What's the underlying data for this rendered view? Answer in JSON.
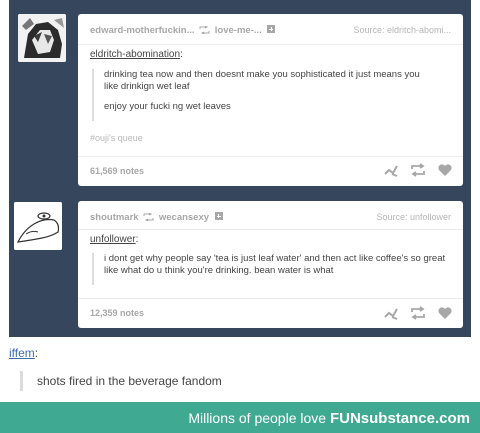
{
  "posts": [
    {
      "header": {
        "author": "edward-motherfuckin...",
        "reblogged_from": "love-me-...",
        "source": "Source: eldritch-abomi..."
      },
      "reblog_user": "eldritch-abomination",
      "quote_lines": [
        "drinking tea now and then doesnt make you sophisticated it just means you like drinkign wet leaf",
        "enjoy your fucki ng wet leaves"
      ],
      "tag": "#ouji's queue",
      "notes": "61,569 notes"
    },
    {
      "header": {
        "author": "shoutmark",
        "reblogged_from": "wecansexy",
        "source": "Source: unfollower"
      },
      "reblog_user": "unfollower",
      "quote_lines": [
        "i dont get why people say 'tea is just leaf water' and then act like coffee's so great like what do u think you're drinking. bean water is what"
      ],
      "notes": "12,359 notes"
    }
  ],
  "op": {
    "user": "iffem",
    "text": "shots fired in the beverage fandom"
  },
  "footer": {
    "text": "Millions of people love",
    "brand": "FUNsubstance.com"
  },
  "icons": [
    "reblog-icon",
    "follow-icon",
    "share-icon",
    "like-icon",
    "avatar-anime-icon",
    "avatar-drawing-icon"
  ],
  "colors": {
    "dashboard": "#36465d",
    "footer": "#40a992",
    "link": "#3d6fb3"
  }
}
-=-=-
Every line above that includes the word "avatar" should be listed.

    "avatar-anime-icon",
    "avatar-drawing-icon"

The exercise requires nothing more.